** Records provided **
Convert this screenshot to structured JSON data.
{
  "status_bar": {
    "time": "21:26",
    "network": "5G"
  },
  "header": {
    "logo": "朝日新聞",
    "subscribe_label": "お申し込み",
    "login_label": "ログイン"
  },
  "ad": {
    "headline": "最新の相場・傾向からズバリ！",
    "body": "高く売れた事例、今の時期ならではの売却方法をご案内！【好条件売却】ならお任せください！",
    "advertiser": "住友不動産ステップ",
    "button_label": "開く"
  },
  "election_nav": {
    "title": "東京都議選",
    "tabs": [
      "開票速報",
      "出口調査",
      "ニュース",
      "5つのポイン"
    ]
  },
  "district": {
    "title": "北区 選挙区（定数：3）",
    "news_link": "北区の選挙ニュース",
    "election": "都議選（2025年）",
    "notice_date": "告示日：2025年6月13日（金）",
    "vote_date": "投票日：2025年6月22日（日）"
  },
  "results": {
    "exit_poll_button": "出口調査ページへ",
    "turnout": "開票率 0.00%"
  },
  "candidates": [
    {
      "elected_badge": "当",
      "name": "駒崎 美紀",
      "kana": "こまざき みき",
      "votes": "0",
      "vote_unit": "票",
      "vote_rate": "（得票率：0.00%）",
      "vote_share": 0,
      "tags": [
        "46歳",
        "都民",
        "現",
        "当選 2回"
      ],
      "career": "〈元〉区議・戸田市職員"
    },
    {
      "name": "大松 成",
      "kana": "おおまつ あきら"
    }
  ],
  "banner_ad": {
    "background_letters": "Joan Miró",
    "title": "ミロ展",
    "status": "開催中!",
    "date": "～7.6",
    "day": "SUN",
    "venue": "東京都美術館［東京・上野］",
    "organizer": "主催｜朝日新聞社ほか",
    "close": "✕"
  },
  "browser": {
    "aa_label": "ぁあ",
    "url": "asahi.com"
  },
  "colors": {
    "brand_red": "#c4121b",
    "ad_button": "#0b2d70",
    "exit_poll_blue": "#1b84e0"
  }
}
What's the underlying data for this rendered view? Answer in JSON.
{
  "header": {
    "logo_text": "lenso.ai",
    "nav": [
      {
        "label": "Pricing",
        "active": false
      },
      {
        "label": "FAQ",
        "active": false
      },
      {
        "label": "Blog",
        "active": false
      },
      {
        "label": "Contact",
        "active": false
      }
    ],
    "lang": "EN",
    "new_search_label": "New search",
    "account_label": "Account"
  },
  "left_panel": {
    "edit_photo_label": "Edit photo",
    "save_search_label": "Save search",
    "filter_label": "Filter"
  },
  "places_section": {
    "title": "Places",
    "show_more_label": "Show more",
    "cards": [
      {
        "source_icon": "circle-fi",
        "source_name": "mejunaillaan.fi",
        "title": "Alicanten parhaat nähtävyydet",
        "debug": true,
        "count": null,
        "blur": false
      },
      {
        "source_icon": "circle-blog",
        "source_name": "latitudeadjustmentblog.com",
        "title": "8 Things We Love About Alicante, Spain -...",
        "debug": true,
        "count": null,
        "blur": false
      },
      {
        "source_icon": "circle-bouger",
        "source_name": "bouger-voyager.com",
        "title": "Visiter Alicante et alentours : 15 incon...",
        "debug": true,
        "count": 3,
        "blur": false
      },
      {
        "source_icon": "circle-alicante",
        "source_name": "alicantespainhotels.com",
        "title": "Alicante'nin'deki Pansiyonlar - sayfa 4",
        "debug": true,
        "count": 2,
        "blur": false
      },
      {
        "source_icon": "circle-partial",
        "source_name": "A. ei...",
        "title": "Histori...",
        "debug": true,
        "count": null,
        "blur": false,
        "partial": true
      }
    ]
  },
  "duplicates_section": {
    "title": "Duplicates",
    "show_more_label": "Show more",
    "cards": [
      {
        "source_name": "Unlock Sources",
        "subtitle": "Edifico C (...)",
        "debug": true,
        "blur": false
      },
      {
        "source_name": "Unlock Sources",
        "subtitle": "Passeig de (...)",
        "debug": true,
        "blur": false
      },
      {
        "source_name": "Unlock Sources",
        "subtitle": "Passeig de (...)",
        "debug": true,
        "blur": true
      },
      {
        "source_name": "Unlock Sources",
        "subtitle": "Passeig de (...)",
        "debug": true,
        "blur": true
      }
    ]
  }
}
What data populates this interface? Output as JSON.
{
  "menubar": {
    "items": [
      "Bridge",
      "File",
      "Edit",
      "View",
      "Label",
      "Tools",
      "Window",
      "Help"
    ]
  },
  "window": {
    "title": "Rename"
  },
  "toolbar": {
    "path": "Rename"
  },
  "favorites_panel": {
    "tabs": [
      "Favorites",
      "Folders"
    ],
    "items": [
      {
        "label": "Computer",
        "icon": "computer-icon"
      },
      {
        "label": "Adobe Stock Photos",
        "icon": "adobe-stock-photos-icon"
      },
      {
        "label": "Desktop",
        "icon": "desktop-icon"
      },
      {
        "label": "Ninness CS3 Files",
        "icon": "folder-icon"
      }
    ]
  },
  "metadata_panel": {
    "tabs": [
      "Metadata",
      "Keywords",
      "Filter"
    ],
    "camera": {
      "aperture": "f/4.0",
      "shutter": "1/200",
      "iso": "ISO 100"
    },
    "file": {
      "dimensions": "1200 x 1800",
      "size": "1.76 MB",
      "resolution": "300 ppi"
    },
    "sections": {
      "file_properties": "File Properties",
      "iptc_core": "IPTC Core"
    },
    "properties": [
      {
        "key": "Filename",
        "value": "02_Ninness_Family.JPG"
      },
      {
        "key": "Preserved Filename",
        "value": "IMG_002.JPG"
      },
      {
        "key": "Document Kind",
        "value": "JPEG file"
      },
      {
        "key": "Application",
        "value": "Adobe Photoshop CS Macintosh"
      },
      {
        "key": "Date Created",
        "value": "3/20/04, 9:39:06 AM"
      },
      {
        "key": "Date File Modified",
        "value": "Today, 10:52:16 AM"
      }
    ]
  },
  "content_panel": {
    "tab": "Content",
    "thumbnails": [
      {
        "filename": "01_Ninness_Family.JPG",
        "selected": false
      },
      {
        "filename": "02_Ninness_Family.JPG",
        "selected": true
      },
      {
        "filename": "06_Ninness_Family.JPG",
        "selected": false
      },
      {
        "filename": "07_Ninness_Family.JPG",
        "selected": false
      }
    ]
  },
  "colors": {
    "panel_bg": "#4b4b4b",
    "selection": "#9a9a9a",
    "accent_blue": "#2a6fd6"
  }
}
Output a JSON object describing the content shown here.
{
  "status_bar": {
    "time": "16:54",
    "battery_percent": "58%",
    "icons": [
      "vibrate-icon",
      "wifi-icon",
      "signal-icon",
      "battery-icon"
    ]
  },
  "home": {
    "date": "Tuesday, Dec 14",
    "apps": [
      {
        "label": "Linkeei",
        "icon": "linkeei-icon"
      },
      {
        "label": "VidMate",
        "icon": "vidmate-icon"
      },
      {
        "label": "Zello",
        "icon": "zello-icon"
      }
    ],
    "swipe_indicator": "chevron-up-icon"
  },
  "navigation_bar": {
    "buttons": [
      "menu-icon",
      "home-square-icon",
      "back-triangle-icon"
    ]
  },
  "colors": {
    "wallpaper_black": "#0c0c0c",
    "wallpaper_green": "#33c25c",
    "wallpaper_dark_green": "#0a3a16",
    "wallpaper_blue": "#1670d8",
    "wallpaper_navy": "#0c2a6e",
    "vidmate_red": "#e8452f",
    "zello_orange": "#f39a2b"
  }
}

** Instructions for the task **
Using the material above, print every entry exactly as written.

** Task output **
Convert this screenshot to structured JSON data.
{
  "status_bar": {
    "time": "21:26",
    "network": "5G"
  },
  "header": {
    "logo": "朝日新聞",
    "subscribe_label": "お申し込み",
    "login_label": "ログイン"
  },
  "ad": {
    "headline": "最新の相場・傾向からズバリ！",
    "body": "高く売れた事例、今の時期ならではの売却方法をご案内！【好条件売却】ならお任せください！",
    "advertiser": "住友不動産ステップ",
    "button_label": "開く"
  },
  "election_nav": {
    "title": "東京都議選",
    "tabs": [
      "開票速報",
      "出口調査",
      "ニュース",
      "5つのポイン"
    ]
  },
  "district": {
    "title": "北区 選挙区（定数：3）",
    "news_link": "北区の選挙ニュース",
    "election": "都議選（2025年）",
    "notice_date": "告示日：2025年6月13日（金）",
    "vote_date": "投票日：2025年6月22日（日）"
  },
  "results": {
    "exit_poll_button": "出口調査ページへ",
    "turnout": "開票率 0.00%"
  },
  "candidates": [
    {
      "elected_badge": "当",
      "name": "駒崎 美紀",
      "kana": "こまざき みき",
      "votes": "0",
      "vote_unit": "票",
      "vote_rate": "（得票率：0.00%）",
      "vote_share": 0,
      "tags": [
        "46歳",
        "都民",
        "現",
        "当選 2回"
      ],
      "career": "〈元〉区議・戸田市職員"
    },
    {
      "name": "大松 成",
      "kana": "おおまつ あきら"
    }
  ],
  "banner_ad": {
    "background_letters": "Joan Miró",
    "title": "ミロ展",
    "status": "開催中!",
    "date": "～7.6",
    "day": "SUN",
    "venue": "東京都美術館［東京・上野］",
    "organizer": "主催｜朝日新聞社ほか",
    "close": "✕"
  },
  "browser": {
    "aa_label": "ぁあ",
    "url": "asahi.com"
  },
  "colors": {
    "brand_red": "#c4121b",
    "ad_button": "#0b2d70",
    "exit_poll_blue": "#1b84e0"
  }
}
What's the underlying data for this rendered view? Answer in JSON.
{
  "header": {
    "logo_text": "lenso.ai",
    "nav": [
      {
        "label": "Pricing",
        "active": false
      },
      {
        "label": "FAQ",
        "active": false
      },
      {
        "label": "Blog",
        "active": false
      },
      {
        "label": "Contact",
        "active": false
      }
    ],
    "lang": "EN",
    "new_search_label": "New search",
    "account_label": "Account"
  },
  "left_panel": {
    "edit_photo_label": "Edit photo",
    "save_search_label": "Save search",
    "filter_label": "Filter"
  },
  "places_section": {
    "title": "Places",
    "show_more_label": "Show more",
    "cards": [
      {
        "source_icon": "circle-fi",
        "source_name": "mejunaillaan.fi",
        "title": "Alicanten parhaat nähtävyydet",
        "debug": true,
        "count": null,
        "blur": false
      },
      {
        "source_icon": "circle-blog",
        "source_name": "latitudeadjustmentblog.com",
        "title": "8 Things We Love About Alicante, Spain -...",
        "debug": true,
        "count": null,
        "blur": false
      },
      {
        "source_icon": "circle-bouger",
        "source_name": "bouger-voyager.com",
        "title": "Visiter Alicante et alentours : 15 incon...",
        "debug": true,
        "count": 3,
        "blur": false
      },
      {
        "source_icon": "circle-alicante",
        "source_name": "alicantespainhotels.com",
        "title": "Alicante'nin'deki Pansiyonlar - sayfa 4",
        "debug": true,
        "count": 2,
        "blur": false
      },
      {
        "source_icon": "circle-partial",
        "source_name": "A. ei...",
        "title": "Histori...",
        "debug": true,
        "count": null,
        "blur": false,
        "partial": true
      }
    ]
  },
  "duplicates_section": {
    "title": "Duplicates",
    "show_more_label": "Show more",
    "cards": [
      {
        "source_name": "Unlock Sources",
        "subtitle": "Edifico C (...)",
        "debug": true,
        "blur": false
      },
      {
        "source_name": "Unlock Sources",
        "subtitle": "Passeig de (...)",
        "debug": true,
        "blur": false
      },
      {
        "source_name": "Unlock Sources",
        "subtitle": "Passeig de (...)",
        "debug": true,
        "blur": true
      },
      {
        "source_name": "Unlock Sources",
        "subtitle": "Passeig de (...)",
        "debug": true,
        "blur": true
      }
    ]
  }
}
What data populates this interface? Output as JSON.
{
  "menubar": {
    "items": [
      "Bridge",
      "File",
      "Edit",
      "View",
      "Label",
      "Tools",
      "Window",
      "Help"
    ]
  },
  "window": {
    "title": "Rename"
  },
  "toolbar": {
    "path": "Rename"
  },
  "favorites_panel": {
    "tabs": [
      "Favorites",
      "Folders"
    ],
    "items": [
      {
        "label": "Computer",
        "icon": "computer-icon"
      },
      {
        "label": "Adobe Stock Photos",
        "icon": "adobe-stock-photos-icon"
      },
      {
        "label": "Desktop",
        "icon": "desktop-icon"
      },
      {
        "label": "Ninness CS3 Files",
        "icon": "folder-icon"
      }
    ]
  },
  "metadata_panel": {
    "tabs": [
      "Metadata",
      "Keywords",
      "Filter"
    ],
    "camera": {
      "aperture": "f/4.0",
      "shutter": "1/200",
      "iso": "ISO 100"
    },
    "file": {
      "dimensions": "1200 x 1800",
      "size": "1.76 MB",
      "resolution": "300 ppi"
    },
    "sections": {
      "file_properties": "File Properties",
      "iptc_core": "IPTC Core"
    },
    "properties": [
      {
        "key": "Filename",
        "value": "02_Ninness_Family.JPG"
      },
      {
        "key": "Preserved Filename",
        "value": "IMG_002.JPG"
      },
      {
        "key": "Document Kind",
        "value": "JPEG file"
      },
      {
        "key": "Application",
        "value": "Adobe Photoshop CS Macintosh"
      },
      {
        "key": "Date Created",
        "value": "3/20/04, 9:39:06 AM"
      },
      {
        "key": "Date File Modified",
        "value": "Today, 10:52:16 AM"
      }
    ]
  },
  "content_panel": {
    "tab": "Content",
    "thumbnails": [
      {
        "filename": "01_Ninness_Family.JPG",
        "selected": false
      },
      {
        "filename": "02_Ninness_Family.JPG",
        "selected": true
      },
      {
        "filename": "06_Ninness_Family.JPG",
        "selected": false
      },
      {
        "filename": "07_Ninness_Family.JPG",
        "selected": false
      }
    ]
  },
  "colors": {
    "panel_bg": "#4b4b4b",
    "selection": "#9a9a9a",
    "accent_blue": "#2a6fd6"
  }
}
Output a JSON object describing the content shown here.
{
  "status_bar": {
    "time": "16:54",
    "battery_percent": "58%",
    "icons": [
      "vibrate-icon",
      "wifi-icon",
      "signal-icon",
      "battery-icon"
    ]
  },
  "home": {
    "date": "Tuesday, Dec 14",
    "apps": [
      {
        "label": "Linkeei",
        "icon": "linkeei-icon"
      },
      {
        "label": "VidMate",
        "icon": "vidmate-icon"
      },
      {
        "label": "Zello",
        "icon": "zello-icon"
      }
    ],
    "swipe_indicator": "chevron-up-icon"
  },
  "navigation_bar": {
    "buttons": [
      "menu-icon",
      "home-square-icon",
      "back-triangle-icon"
    ]
  },
  "colors": {
    "wallpaper_black": "#0c0c0c",
    "wallpaper_green": "#33c25c",
    "wallpaper_dark_green": "#0a3a16",
    "wallpaper_blue": "#1670d8",
    "wallpaper_navy": "#0c2a6e",
    "vidmate_red": "#e8452f",
    "zello_orange": "#f39a2b"
  }
}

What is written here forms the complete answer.